Retailer Violation Rate % Under FDA
The fact that 3.6 million middle school and high school kids are using e-cigarettes – principally JUULs – underscores FDA’s utter failure in restricting nicotine sellers’ access to kids. This is a major part of the reason that over 500 cities and counties across the country have decided to enact their own Tobacco 21 laws. The spread of these local policies encouraged statewide legislative activity and now 33 entire states have moved to 21. In just seven years, these protections have spread to cover more than half the population of the U.S., and as of December 20, 2019 Tobacco 21 is federal law.
Some of these laws work well. Some do not. What we’ve learned from experience is that enforcing age 21 the same way that age 18 was enforced is entirely ineffective. Most municipalities and states enforcing age 18 relied on elaborate police stings targeting clerks that were selling and kids that were buying. These undercover stings were infrequent, inconsistent and expensive. These police led actions were also very intrusive resulting in the immediate arrest of anyone who sold or bought, but had little effect on the retail owners who were profiting from these illegal sales.
The best practice (see Model Policy) is civil, not criminal, law enforced by health department personnel who both know the retail environment and better understand the implications of early addiction.
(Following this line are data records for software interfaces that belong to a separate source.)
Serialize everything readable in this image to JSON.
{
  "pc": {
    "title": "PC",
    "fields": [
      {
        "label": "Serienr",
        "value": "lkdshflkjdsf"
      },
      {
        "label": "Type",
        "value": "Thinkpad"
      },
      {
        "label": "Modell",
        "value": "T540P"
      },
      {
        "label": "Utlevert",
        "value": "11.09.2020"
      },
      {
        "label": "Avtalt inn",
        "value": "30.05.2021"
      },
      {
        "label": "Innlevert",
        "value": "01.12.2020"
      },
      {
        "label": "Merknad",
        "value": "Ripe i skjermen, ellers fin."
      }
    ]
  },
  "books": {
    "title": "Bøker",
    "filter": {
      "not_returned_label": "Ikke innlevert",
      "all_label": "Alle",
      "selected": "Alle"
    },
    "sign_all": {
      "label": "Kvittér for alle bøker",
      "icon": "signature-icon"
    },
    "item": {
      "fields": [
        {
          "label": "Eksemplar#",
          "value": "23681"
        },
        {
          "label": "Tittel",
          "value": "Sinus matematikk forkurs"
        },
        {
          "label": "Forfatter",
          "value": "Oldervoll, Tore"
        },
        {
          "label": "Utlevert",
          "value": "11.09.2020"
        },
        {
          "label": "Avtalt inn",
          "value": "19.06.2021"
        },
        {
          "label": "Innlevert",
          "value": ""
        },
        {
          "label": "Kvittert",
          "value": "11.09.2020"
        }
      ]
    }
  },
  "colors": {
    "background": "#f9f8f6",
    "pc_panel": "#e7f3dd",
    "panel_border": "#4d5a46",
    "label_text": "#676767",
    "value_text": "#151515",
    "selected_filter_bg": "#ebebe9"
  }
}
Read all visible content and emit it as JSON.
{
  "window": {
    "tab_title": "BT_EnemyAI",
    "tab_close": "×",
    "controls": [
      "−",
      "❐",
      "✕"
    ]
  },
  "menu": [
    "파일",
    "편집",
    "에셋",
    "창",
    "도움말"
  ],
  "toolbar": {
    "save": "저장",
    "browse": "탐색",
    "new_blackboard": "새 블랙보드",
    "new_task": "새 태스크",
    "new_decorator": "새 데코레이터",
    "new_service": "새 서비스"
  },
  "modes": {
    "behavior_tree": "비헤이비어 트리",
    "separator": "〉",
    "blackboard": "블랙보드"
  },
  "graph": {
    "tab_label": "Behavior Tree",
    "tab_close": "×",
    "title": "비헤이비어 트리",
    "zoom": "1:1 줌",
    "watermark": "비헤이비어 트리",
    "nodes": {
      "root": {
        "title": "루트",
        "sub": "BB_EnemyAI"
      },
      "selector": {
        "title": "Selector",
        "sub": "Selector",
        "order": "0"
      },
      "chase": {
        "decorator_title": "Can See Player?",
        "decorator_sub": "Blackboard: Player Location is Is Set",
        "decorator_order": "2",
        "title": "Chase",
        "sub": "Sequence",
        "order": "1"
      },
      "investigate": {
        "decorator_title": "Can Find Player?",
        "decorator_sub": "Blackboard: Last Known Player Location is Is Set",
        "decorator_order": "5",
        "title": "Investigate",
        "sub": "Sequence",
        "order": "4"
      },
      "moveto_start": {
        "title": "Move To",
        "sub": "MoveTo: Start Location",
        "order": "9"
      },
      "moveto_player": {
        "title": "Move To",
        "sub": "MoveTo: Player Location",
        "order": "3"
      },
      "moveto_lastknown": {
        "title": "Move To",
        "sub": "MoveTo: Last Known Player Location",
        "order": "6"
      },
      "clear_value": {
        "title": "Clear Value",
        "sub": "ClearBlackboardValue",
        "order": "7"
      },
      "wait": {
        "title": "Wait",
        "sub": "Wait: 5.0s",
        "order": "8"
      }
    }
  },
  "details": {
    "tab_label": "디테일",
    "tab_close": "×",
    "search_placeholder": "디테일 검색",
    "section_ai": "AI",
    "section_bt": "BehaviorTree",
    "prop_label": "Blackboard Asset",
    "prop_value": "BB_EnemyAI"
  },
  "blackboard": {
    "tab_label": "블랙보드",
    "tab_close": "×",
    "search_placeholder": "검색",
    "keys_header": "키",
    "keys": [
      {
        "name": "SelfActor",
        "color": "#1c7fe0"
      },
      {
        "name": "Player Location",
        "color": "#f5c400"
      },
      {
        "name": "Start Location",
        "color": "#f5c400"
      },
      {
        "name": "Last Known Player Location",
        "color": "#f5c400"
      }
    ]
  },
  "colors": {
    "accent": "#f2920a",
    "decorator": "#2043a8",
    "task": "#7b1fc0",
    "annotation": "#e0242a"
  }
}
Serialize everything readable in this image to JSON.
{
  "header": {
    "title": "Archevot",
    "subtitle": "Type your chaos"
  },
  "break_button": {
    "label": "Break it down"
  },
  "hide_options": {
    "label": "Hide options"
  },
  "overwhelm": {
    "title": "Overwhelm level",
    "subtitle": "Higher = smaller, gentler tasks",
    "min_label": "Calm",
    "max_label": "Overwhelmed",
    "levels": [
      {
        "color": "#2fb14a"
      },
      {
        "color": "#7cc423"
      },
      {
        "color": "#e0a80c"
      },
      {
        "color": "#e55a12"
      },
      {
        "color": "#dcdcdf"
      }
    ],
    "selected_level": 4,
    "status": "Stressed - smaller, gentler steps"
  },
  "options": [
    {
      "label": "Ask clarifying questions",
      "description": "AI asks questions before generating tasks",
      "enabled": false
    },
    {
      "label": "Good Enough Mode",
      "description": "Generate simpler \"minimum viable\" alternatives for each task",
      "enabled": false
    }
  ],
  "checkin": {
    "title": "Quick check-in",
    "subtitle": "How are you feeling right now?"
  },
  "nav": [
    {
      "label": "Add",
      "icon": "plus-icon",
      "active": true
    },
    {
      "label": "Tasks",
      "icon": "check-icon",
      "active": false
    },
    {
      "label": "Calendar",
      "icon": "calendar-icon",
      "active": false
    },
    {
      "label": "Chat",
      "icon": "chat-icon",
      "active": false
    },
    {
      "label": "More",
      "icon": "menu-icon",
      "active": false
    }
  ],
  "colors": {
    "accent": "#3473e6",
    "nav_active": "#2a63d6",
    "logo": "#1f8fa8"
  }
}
In this setting, a health official supervises an underage buy attempt, but unlike a police intervention, a sale results in a notice to the owner/operator – no arrests, no confrontations. Repeated violations result in graduated penalties with the possibility of temporary license suspension. This is what gets the attention of rogue retailers. All retailers are held accountable for training their clerks to simply check ID before every sale. This isn’t rocket science, but it is what works. This moves the needle.
Unfortunately, Big Tobacco (Altria, RJR, British American) and Big Vape (JUUL) are pushing hard for the old, ineffective methods. Their clients are, of course, the local retailers. They also recognize that good law will ultimately reduce usage and cut into their bottom line. They’ve pushed these laws on legislatures in Texas, Arkansas, Utah, Virginia and Ohio, and now they’ve pushed through Tobacco 21 law at the federal level that is not being enforced.
The FDA needs much greater direction in statute using best practice models. Their cozy relationship sellers must stop. An alternative solution is simple and more cost-effective. Take the FDA out of the business of local sales enforcement. Instead, allow state health departments through block grants generated by tobacco industry user fees to do Tobacco 21 enforcement. FDA would still have an important supervisory role ensuring thorough compliance but would no longer contract for individual checks across the nation.
In any case, better protecting kids means stronger standards. We cannot again allow nicotine companies easy access to millions of teens. It’s time to hold sellers accountable. It’s past time to crack down on repeat violators with suspensions that will change egregious sales behavior. Above all, we must remind ourselves that our kids are the victims, not the perpetrators. Good laws restrict irresponsible sales. It’s simple, check ID or stop selling.